Work instructions:
Counting every line in the entries below where the word "Предварительная" occurs, report how many there are. Give only that number.
[Opening Available data section]
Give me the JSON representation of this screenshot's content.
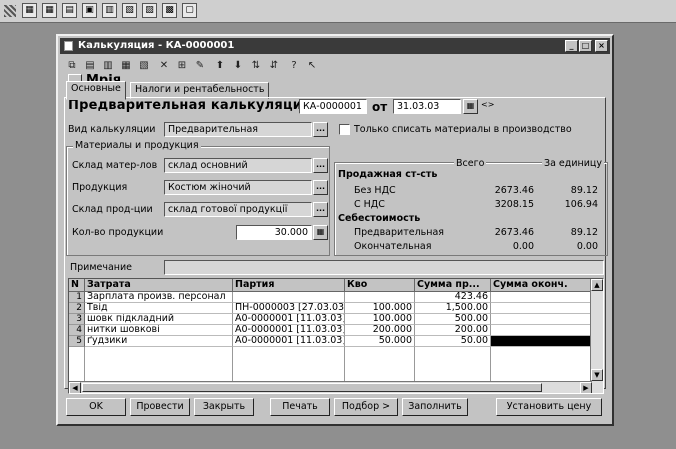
{
  "window": {
    "title": "Калькуляция - КА-0000001"
  },
  "tabs": [
    {
      "label": "Основные"
    },
    {
      "label": "Налоги и рентабельность"
    }
  ],
  "header": {
    "org_name": "Мрія",
    "doc_title": "Предварительная калькуляция",
    "doc_number": "КА-0000001",
    "from_label": "от",
    "doc_date": "31.03.03",
    "nav_glyph": "<>"
  },
  "calc_kind": {
    "label": "Вид калькуляции",
    "value": "Предварительная"
  },
  "write_off": {
    "label": "Только списать материалы в производство",
    "checked": false
  },
  "materials": {
    "group_title": "Материалы и продукция",
    "warehouse_label": "Склад матер-лов",
    "warehouse_value": "склад основний",
    "product_label": "Продукция",
    "product_value": "Костюм жіночий",
    "product_wh_label": "Склад прод-ции",
    "product_wh_value": "склад готової продукції",
    "qty_label": "Кол-во продукции",
    "qty_value": "30.000"
  },
  "sales": {
    "total_header": "Всего",
    "unit_header": "За единицу",
    "sale_cost_label": "Продажная ст-сть",
    "no_vat_label": "Без НДС",
    "no_vat_total": "2673.46",
    "no_vat_unit": "89.12",
    "with_vat_label": "С НДС",
    "with_vat_total": "3208.15",
    "with_vat_unit": "106.94",
    "cost_label": "Себестоимость",
    "prelim_label": "Предварительная",
    "prelim_total": "2673.46",
    "prelim_unit": "89.12",
    "final_label": "Окончательная",
    "final_total": "0.00",
    "final_unit": "0.00"
  },
  "note": {
    "label": "Примечание",
    "value": ""
  },
  "grid": {
    "columns": [
      "N",
      "Затрата",
      "Партия",
      "Кво",
      "Сумма пр...",
      "Сумма оконч."
    ],
    "rows": [
      {
        "n": "1",
        "cost": "Зарплата произв. персонал",
        "batch": "",
        "qty": "",
        "sum_pre": "423.46",
        "sum_final": ""
      },
      {
        "n": "2",
        "cost": "Твід",
        "batch": "ПН-0000003 [27.03.03]",
        "qty": "100.000",
        "sum_pre": "1,500.00",
        "sum_final": ""
      },
      {
        "n": "3",
        "cost": "шовк підкладний",
        "batch": "А0-0000001 [11.03.03]",
        "qty": "100.000",
        "sum_pre": "500.00",
        "sum_final": ""
      },
      {
        "n": "4",
        "cost": "нитки шовкові",
        "batch": "А0-0000001 [11.03.03]",
        "qty": "200.000",
        "sum_pre": "200.00",
        "sum_final": ""
      },
      {
        "n": "5",
        "cost": "ґудзики",
        "batch": "А0-0000001 [11.03.03]",
        "qty": "50.000",
        "sum_pre": "50.00",
        "sum_final": ""
      }
    ]
  },
  "buttons": {
    "ok": "OK",
    "post": "Провести",
    "close": "Закрыть",
    "print": "Печать",
    "select": "Подбор >",
    "fill": "Заполнить",
    "set_price": "Установить цену"
  },
  "colors": {
    "titlebar": "#3a3a3a",
    "window": "#c3c3c3",
    "desktop": "#8f8f8f"
  }
}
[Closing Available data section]
Result:
3